→ Dataset rows describing interfaces
^^^^

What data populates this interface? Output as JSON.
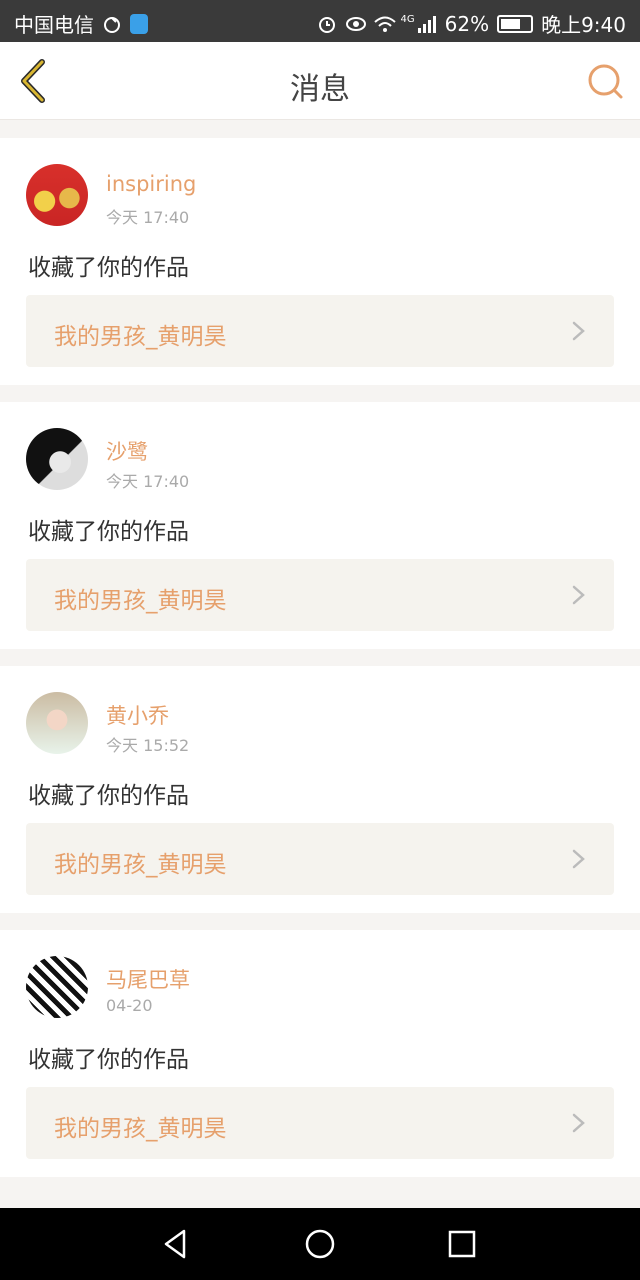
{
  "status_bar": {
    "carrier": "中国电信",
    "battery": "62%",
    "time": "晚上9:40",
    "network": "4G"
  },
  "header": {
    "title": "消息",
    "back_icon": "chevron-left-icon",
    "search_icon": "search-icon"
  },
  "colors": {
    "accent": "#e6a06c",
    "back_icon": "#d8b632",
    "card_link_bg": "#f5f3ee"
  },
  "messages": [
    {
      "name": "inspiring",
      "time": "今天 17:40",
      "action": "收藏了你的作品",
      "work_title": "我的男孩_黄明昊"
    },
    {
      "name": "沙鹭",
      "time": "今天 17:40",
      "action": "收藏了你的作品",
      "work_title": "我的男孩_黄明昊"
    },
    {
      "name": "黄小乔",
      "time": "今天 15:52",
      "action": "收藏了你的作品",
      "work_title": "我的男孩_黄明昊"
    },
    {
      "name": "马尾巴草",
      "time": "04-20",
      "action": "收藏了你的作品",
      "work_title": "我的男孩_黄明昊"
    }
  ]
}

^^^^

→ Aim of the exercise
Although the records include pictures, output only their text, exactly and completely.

→ Output for this exercise
What data populates this interface? Output as JSON.
{
  "status_bar": {
    "carrier": "中国电信",
    "battery": "62%",
    "time": "晚上9:40",
    "network": "4G"
  },
  "header": {
    "title": "消息",
    "back_icon": "chevron-left-icon",
    "search_icon": "search-icon"
  },
  "colors": {
    "accent": "#e6a06c",
    "back_icon": "#d8b632",
    "card_link_bg": "#f5f3ee"
  },
  "messages": [
    {
      "name": "inspiring",
      "time": "今天 17:40",
      "action": "收藏了你的作品",
      "work_title": "我的男孩_黄明昊"
    },
    {
      "name": "沙鹭",
      "time": "今天 17:40",
      "action": "收藏了你的作品",
      "work_title": "我的男孩_黄明昊"
    },
    {
      "name": "黄小乔",
      "time": "今天 15:52",
      "action": "收藏了你的作品",
      "work_title": "我的男孩_黄明昊"
    },
    {
      "name": "马尾巴草",
      "time": "04-20",
      "action": "收藏了你的作品",
      "work_title": "我的男孩_黄明昊"
    }
  ]
}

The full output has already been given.